, , , , , , , , , ,

There are certain things that comfort me. Coffee, macaroni and cheese, my dog, and books. Paper books and e-books. I recently received a Nook as a gift from my loving husband, and giddily spend time on a weekly basis perusing the online bookshelves of Barnes and Noble. This post is not about the e-reader vs. book debate, but if you’d like to read more about that topic, click here to read a fellow blogger’s thoughts.

Books (whether paper or electronic) give me the greatest comfort of all. I love to mentally disappear into a book, getting lost for hours exploring, imagining, creating. But I have a problem. When I first received the Nook, I was e-book slap-happy, and I was crazed to download any book I could get my mouse on. My husband and I had an agreement that while adjusting to my Nook, I’d only download the free books offered. When I was better equipped to properly use the Nook, he gave me the go-ahead to purchase the regular priced books.  Now I have a large library of books I feel obligated to read. Somehow, I’ve created an emotional attachment to the books I’ve downloaded, even if I don’t intend to read The Scarlett Letter in Russian. I don’t speak Russian. Or read it.

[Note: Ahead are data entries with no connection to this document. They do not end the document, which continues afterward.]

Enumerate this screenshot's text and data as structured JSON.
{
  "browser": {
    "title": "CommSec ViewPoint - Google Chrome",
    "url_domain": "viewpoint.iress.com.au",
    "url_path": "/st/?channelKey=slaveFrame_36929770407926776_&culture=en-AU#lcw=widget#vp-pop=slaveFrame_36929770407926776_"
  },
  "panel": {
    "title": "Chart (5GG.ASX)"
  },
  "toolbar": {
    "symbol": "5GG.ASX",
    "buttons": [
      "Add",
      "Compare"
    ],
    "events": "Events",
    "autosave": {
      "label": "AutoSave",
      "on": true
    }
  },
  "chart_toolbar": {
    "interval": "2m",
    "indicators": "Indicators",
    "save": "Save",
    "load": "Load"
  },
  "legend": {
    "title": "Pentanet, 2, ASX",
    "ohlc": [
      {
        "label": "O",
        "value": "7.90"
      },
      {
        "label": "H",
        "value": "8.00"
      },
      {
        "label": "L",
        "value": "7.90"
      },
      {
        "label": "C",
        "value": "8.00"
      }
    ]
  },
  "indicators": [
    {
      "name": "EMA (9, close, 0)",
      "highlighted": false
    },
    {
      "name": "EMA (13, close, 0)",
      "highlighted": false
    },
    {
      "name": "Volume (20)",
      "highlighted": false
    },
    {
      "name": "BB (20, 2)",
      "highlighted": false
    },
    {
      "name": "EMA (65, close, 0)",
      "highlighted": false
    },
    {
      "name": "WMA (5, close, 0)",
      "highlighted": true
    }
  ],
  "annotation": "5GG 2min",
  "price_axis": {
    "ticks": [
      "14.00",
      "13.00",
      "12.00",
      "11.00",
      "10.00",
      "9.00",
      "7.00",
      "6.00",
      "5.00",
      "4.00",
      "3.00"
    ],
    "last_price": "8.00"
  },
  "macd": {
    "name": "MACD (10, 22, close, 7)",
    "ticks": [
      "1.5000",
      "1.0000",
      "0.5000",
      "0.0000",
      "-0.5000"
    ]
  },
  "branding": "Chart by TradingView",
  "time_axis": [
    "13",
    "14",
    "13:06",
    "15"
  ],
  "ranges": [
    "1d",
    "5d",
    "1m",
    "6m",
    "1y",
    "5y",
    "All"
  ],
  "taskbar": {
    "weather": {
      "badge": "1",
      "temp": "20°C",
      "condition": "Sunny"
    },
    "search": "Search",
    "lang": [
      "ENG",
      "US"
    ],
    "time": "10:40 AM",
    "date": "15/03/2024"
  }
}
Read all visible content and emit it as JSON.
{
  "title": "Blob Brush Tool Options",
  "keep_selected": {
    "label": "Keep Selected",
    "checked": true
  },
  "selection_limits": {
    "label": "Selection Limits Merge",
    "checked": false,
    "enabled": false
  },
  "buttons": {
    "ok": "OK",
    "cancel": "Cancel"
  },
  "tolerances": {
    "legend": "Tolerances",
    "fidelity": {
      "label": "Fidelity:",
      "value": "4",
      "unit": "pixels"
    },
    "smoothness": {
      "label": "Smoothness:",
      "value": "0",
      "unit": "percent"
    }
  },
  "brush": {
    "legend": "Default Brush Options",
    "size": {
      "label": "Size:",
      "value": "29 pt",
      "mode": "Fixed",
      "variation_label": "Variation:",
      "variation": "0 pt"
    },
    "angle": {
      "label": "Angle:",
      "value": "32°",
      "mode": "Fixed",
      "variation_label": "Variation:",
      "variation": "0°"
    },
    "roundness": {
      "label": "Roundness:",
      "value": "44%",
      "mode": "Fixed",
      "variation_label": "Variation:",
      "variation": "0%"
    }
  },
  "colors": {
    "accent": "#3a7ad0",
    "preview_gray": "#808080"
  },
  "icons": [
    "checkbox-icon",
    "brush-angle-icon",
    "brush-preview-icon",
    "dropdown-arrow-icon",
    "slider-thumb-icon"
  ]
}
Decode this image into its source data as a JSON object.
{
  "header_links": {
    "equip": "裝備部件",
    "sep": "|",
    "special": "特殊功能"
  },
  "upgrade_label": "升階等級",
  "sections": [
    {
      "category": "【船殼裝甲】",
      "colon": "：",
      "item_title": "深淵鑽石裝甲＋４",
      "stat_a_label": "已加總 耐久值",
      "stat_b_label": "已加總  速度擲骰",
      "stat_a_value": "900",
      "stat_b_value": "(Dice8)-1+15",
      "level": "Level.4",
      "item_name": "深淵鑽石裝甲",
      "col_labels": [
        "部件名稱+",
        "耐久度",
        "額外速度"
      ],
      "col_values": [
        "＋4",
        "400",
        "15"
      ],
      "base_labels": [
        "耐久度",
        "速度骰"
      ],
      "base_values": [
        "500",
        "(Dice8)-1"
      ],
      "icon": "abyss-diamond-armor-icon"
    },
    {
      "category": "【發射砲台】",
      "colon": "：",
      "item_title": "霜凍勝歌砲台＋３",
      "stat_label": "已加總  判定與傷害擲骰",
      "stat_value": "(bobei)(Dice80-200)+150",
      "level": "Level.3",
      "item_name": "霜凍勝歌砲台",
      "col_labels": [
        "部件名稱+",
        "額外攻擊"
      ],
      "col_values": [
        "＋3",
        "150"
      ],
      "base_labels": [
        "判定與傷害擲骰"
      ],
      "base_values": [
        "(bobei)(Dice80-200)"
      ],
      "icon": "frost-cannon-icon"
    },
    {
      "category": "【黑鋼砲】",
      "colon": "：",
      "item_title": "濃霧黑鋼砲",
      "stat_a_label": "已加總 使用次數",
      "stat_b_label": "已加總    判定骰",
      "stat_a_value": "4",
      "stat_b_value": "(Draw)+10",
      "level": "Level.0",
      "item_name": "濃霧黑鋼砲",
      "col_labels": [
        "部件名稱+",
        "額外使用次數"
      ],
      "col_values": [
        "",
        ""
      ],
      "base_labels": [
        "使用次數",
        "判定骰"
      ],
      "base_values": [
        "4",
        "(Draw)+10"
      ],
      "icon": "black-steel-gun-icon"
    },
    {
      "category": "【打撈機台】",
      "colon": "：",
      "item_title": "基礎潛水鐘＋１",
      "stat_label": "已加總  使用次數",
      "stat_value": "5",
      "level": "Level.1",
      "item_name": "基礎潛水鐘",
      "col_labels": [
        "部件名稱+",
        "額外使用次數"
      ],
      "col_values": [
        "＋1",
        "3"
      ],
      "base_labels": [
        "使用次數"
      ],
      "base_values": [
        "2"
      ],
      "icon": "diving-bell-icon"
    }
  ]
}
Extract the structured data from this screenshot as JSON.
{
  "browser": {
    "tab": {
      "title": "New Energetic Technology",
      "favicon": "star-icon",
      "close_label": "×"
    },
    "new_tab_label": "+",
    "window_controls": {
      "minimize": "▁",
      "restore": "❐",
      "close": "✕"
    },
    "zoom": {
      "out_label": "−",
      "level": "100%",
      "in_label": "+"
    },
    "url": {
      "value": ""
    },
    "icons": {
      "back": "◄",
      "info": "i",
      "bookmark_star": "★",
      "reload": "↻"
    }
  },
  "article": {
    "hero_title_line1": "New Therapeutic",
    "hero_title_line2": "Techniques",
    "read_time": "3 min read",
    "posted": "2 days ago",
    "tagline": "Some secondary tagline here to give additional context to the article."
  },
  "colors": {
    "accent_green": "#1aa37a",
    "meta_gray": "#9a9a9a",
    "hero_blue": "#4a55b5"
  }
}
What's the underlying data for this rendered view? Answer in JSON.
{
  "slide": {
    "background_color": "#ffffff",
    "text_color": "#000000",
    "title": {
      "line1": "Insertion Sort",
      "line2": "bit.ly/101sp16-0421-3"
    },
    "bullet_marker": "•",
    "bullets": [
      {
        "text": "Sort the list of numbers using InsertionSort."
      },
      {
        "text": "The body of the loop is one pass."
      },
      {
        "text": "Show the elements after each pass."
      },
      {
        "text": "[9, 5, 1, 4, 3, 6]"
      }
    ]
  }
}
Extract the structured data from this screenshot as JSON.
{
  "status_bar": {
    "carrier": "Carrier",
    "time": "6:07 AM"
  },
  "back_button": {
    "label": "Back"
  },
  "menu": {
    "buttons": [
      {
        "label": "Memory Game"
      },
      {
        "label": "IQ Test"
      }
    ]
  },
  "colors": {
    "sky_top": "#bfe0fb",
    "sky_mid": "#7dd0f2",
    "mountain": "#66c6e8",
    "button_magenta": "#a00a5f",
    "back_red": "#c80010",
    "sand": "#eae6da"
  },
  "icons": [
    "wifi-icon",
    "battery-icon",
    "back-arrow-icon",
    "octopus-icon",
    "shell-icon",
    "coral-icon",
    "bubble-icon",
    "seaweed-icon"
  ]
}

My obligatory feelings go deeper. Once I have started a book I do not like, I cannot stop reading it. I feel the need to finish, out of respect for whom? The author? At their attempt to write a satisfying book? The characters? What if I miss something of actual interest by quitting early? The location? What if I have a connection to the location of the story?

I am currently stuck inside the world of a fictitious professor at Arizona State University, who is in a relationship with the hottest (popularity and looks) celebrity. They make out a lot. That’s it. Incredibly boring, juvenile, and repetitive. I feel like banging my Nook against my forehead every time I pick it up. I want to stop reading that book, but cannot get my finger to lightly tap “My Library”.

Maybe I’ll spend some time wandering through the online bookshelves of Barnes and Noble today. If I buy a book that really (and I mean, REALLY) grabs my attention, I might be able to quit the celeb book early, (no, I’m not going to miss anything exciting) and start over fresh.  And yes, I’ll probably feel just as obligated to finish that book, too.

Reading should be about pleasure. About time freely spent enjoying whatever book I’m currently reading. I shouldn’t feel pressured to read something I do not enjoy.